The state of Rhode Island is committed to providing educational opportunities for all students to achieve high standards. For students with disabilities, this means that the student must be provided with a free, appropriate, public education (FAPE) designed to meet his or her needs and to provide the student with access and opportunity to attain those high standards. Their education must also be provided in the least restrictive environment, which for most students is the regular classroom. The foundation of the program for the student with a disability is the Individualized Education Program (IEP) developed by the IEP team. In developing the IEP, the team should keep as its focal point the RI Common Core State Standards and other standards of the general education curriculum that all students, including students with disabilities, are required to meet .
Individualized Education Program
The Rhode Island Department of Elementary and Secondary Education, Office of Student, Community and Academic Supports has actively worked with students, parents, local school districts, and other state and local agencies to promote an effective statewide system of secondary transition services for students with disabilities. This page provides information on Secondary Transition, some of the system structures RIDE has employed to improve transition outcomes for students in Rhode Island and links to sources of information for students, parents and professionals.
Stay connected with your Regional Transition Center!
Rhode Island Regional Transition Centers
The Rhode Island Regional Transition Centers provide direct technical support, training and information on transition services to school personnel in each region and assist in the development of statewide training and information activities.
Northern Rhode Island
Pawtucket, Central Falls, Johnston, Cumberland, Woonsocket, Lincoln, Burrillville, Smithfield, North Smithfield, North Providence
Cynthia VanAvery, Transition Coordinator
Northern RI Collaborative - Transition Employment Center (TEC)
640 George Washington Hwy. Suite 200
Lincoln, RI 02865
Coventry, Cranston, Foster, Glocester, Foster/Glocester Regional, Scituate, Warwick, West Warwick
Therese Curran, Transition Coordinator
West Bay Collaborative
144 Bignall St.
Warwick, RI 02888
(401)941-8353 ext. 124
East Providence, Portsmouth, Warren/Bristol, Little Compton, Barrington, Middletown, Tiverton, Newport
Jane Cotter, Transition Coordinator
East Bay Educational Collaborative
317 Market Street
Warren, RI 02885
Phone: 245-2045 x303
Southern Rhode Island
North Kingstown, South Kingstown, Narragansett, Westerly, East Greenwich, Exeter/West Greenwich, Chariho, New Shoreham, Jamestown
Joe Walejko, Transition Coordinator
Southern RI Transition Center
859 Nooseneck Road
West Greenwich, RI 02817
Phone: (401) 269-1107
Check out this helpful resource
My Transition: What Students Need to Know
Get in Touch!
255 Westminster Street,
Providence, RI 02903
The Importance of Communication
It is important that all students have a strategy and/or device that allows them to communicate beyond addressing their basic needs. With a communication system that allows a student to show what they know and can do academically, and addresses their desires personally and socially, then it is possible that an adequate education that encourages students to reach their full potential can be provided. Communication is essential to all people, regardless of their ability level.

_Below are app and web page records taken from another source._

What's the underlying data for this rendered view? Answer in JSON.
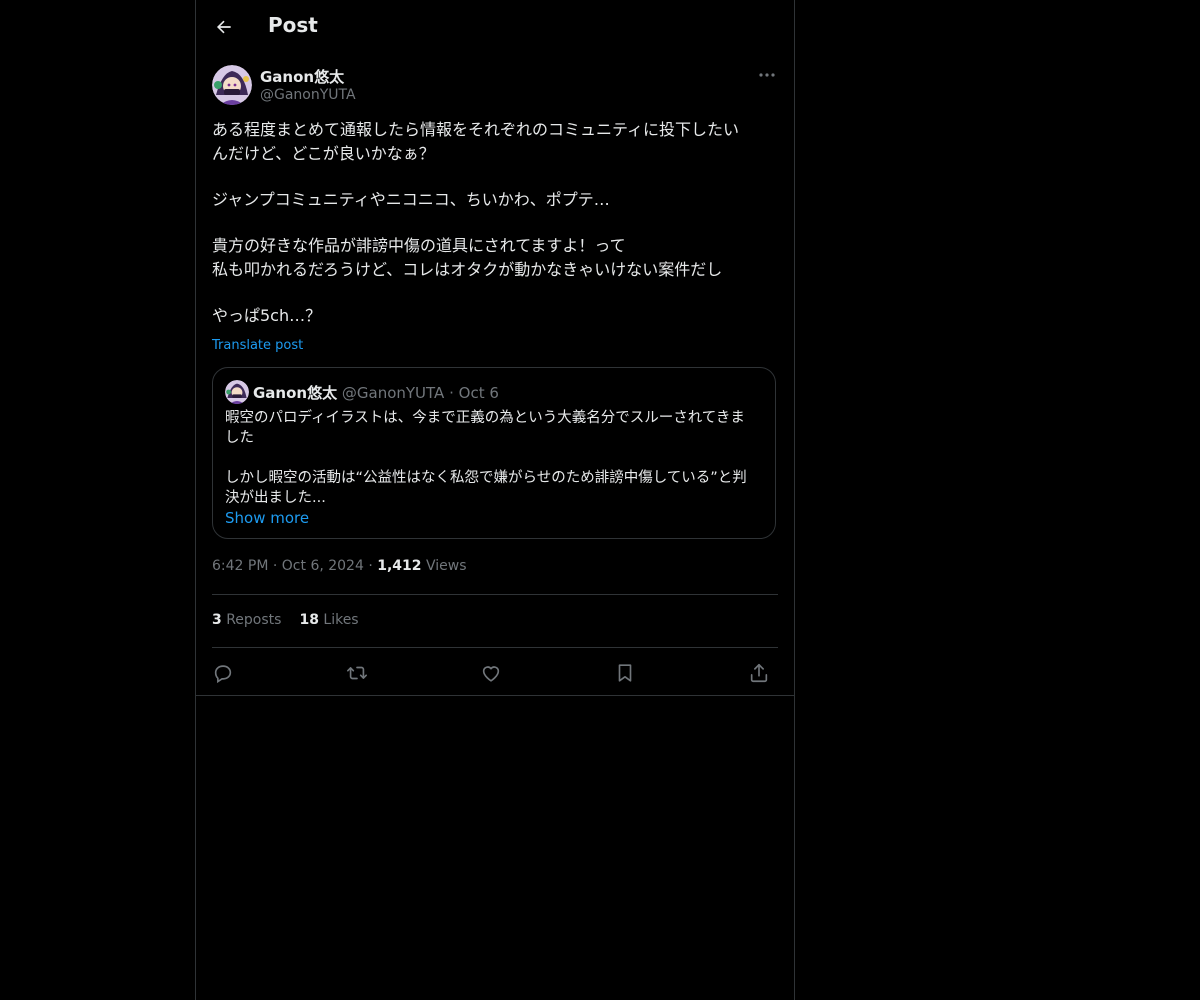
{
  "header": {
    "back_icon": "arrow-left-icon",
    "title": "Post"
  },
  "post": {
    "author": {
      "name": "Ganon悠太",
      "handle": "@GanonYUTA"
    },
    "text_lines": [
      "ある程度まとめて通報したら情報をそれぞれのコミュニティに投下したい",
      "んだけど、どこが良いかなぁ？",
      "",
      "ジャンプコミュニティやニコニコ、ちいかわ、ポプテ…",
      "",
      "貴方の好きな作品が誹謗中傷の道具にされてますよ！って",
      "私も叩かれるだろうけど、コレはオタクが動かなきゃいけない案件だし",
      "",
      "やっぱ5ch…？"
    ],
    "translate_label": "Translate post",
    "quote": {
      "name": "Ganon悠太",
      "handle": "@GanonYUTA",
      "separator": "·",
      "date": "Oct 6",
      "text_lines": [
        "暇空のパロディイラストは、今まで正義の為という大義名分でスルーされてきま",
        "した",
        "",
        "しかし暇空の活動は“公益性はなく私怨で嫌がらせのため誹謗中傷している”と判",
        "決が出ました..."
      ],
      "show_more": "Show more"
    },
    "time": "6:42 PM",
    "date": "Oct 6, 2024",
    "separator": "·",
    "views_count": "1,412",
    "views_label": "Views",
    "reposts_count": "3",
    "reposts_label": "Reposts",
    "likes_count": "18",
    "likes_label": "Likes"
  },
  "actions": [
    "reply-icon",
    "repost-icon",
    "like-icon",
    "bookmark-icon",
    "share-icon"
  ],
  "colors": {
    "background": "#000000",
    "text": "#e7e9ea",
    "secondary": "#71767b",
    "link": "#1d9bf0",
    "border": "#2f3336"
  }
}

Communication devices and strategies should be evaluated each year to ensure that the student has the device that best suits the student’s needs and abilities. These systems should allow the student to engage meaningfully both socially and academically.
Augmentative/Alternative Communication (AAC)
Augmentative systems are used by people who already have some speech but are either unintelligible or have limited abilities to use their speech. In such case, other modes of communication are used to support or supplement what the person is able to say verbally.
Alternative communication is the term used when a person has no speech and uses another method to communicate.
Communication devices are referred to as “AAC”. The term “Augmentative/Alternative Communication” (AAC) refers to any mode of communication other than speech. AAC includes systems such as sign language, symbol or picture boards, and electronic devices with synthesized speech.
Assistive technology is redefining what is possible for people with a wide range of cognitive and physical disabilities. In the home, classroom, and community, assistive technology is enabling individuals with disabilities to be more independent, self-confident and productive.
Check out these helpful resources
Get in Touch!
RI Department of Education
Office for Student, Community & Academic Supports
Telephone (401) 222-8404